exhibition competition

solo and pair

Yuuri!!! On Ice || Victor Nikiforov/Yuuri Katsuki || Hasetsu, Part VII
notes: also available on ao3.
warnings: none


part vi


After Yuuri fails to qualify for the Grand Prix series, life returns to the same monotonous rhythm: morning runs, school, evening practice, school work, and sleep. Occasionally, a minor competition or exhibition will shake up the monotony. Yuuri wins a majority of them with the same routines he performed at tri-regionals, though at the gentle behest of his part-time coach, he minimizes the two quads in his free skate to triples.

“You don’t have the right number of rotations,” his instructor says. “We can continue to practice of course, but for now I think we should increase your number of combinations and focus on your presentation. That should buff up your points.”

Yuuri acquiesces, and only the plethora of prizes—the ribbons and trophies, the monetary consolations and the small prestige—help soothe the sting of disappoint. He needs to start landing quads if he wants to further his career, but it seems that not matter how hard he tries, he cannot pass the point he has reached.

Keep reading

Hoping to get your work seen at Australia’s biggest photography festival? For the third annual Emerging Photography Awards, three photographers will be selected by Moshe Rosenzveig, founder and director of the Head On Photo Festival to exhibit there. For competition guidelines and to read about our other exciting prizes see below. Today on the EMA blog we are featuring ‘In Trump Country’, a series by photographer Richard Beaven


Society of Bookbinders International Bookbinding Competition 2015

Disappearing leather spine Bradel binding with wood veneer boards of chestnut burr, sepele and chenchen. Hand-sewn Japanese silk endbands, hand-painted endpapers. Finished with ghosting gold leaf sunago and traditional French polish. The natural figures of the burr are skin to an ancient map, with Singapore being “the little red dot”. Traditional French polishing on boards of books and solid maple slip case box by Louis Kwok. 

It is my greatest pleasure and joy to be able to be here, in Keele University, in Stoke-on-Trent, United Kingdom, to be part of the Society of Bookbinders Education and Training Conference. And together with the conference, is the exhibition of the Society of Bookbinders International Bookbinding Competition Exhibition 2015. I am really happy and grateful to all those who supported me by pledging and helping me raise funds to be here. I am proud to say, I am here, as a representative, of Singapore’s one and only fine binder. This is one of the two books I entered for this competition. I will be posting the second book up in the next post. 

The view of the black speech community which we obtain from our work in the ghetto areas is precisely the opposite from that reported by Deutsch, Engelmann. and Bereiter. We see a child bathed in verbal stimulation from morning to night. We see many speech events which depend upon the competitive exhibitions of verbal skills: singing, sounding, toasts, rifting, Iouding–a whole range of activities in which the individual gains status through his use of language. We see the younger child trying to acquire these skills from older children–hanging around on the outskirts of the older peer groups, and imitating this behavior. We see, however, no connection between verbal skill at the speech events characteristic of the street culture and success in the schoolroom; which says something about classrooms rather than about a child’s language.

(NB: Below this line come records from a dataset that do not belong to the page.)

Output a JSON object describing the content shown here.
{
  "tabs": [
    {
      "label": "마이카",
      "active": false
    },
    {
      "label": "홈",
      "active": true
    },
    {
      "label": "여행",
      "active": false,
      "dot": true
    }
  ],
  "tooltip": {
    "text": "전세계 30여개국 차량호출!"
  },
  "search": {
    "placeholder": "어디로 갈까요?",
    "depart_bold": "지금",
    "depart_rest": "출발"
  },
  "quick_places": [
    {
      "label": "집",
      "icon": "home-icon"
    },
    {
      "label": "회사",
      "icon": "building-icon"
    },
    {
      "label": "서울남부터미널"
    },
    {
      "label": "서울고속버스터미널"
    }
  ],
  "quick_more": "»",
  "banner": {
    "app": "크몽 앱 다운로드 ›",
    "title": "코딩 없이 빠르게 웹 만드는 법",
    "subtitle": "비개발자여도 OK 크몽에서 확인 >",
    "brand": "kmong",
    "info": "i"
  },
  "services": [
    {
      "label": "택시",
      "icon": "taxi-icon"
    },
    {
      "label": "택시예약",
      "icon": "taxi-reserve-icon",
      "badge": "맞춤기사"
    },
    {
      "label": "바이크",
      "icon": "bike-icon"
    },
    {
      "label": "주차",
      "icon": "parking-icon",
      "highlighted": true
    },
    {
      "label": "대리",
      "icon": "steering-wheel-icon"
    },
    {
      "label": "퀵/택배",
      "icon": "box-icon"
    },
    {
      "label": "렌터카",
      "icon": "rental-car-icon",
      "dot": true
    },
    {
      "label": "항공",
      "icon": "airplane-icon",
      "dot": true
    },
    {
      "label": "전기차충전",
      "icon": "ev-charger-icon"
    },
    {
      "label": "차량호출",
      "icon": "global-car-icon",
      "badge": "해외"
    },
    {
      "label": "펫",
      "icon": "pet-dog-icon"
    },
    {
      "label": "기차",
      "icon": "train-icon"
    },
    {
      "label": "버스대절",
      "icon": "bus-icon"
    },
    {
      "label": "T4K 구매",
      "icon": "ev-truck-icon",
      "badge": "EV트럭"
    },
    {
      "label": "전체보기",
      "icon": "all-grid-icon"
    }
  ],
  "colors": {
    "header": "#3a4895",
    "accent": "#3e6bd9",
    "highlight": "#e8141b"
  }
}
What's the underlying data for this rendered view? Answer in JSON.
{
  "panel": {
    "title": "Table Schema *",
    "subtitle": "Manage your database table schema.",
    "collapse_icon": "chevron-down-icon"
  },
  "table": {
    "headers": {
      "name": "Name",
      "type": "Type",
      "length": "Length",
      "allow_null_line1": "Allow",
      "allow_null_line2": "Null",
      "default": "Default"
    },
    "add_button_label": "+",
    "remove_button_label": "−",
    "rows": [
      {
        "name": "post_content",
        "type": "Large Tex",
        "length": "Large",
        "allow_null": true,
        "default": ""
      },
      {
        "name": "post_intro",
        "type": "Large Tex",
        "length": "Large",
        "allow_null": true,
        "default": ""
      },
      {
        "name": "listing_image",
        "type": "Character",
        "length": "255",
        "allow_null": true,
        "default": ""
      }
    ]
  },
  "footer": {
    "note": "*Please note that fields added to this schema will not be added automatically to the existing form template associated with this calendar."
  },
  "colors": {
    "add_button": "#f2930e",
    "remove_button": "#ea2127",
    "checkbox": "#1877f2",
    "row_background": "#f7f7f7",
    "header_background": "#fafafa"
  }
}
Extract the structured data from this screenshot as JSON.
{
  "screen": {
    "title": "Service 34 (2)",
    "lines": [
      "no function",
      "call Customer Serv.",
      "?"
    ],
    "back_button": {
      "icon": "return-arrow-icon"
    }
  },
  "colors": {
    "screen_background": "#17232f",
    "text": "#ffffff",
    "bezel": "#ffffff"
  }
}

There are undoubtedly many verbal skills which children from ghetto areas must learn in order to do well in school, and some of these are indeed characteristic of middle-class verbal behavior. Precision in spelling, practice in handling abstract symbols, the ability to state explicitly the meaning of words, and a richer knowledge of the Latinate vocabulary may all be useful acquisitions. But is it true that all of the middle-class verbal habits are functional and desirable in school? Before we impose middle-class verbal style upon children from other cultural groups, we should find out how much of it is useful for the main work of analyzing and generalizing, and how much is merely stylistic–or even dysfunctional. In high school and college, middle-class children spontaneously complicate their syntax to the point that instructors despair of getting them to make their language simpler and clearer.

Our work in the speech community makes it painfully obvious that in many ways working-class speakers are more effective narrators, reasoners, and debaters than many middle-class speakers, who temporize, qualify, and lose their argument in a mass of irrelevant detail. Many academic writers try to rid themselves of the part of middle-class style that is empty pretension, and keep the part necessary for precision. But the average middle-class speaker that we encounter makes no such effort; he is enmeshed in verbiage, the victim of sociolinguistic factors beyond his control.


William Labov, Academic Ignorance and Black Intelligence, June 1972

The whole article is also very much worth it.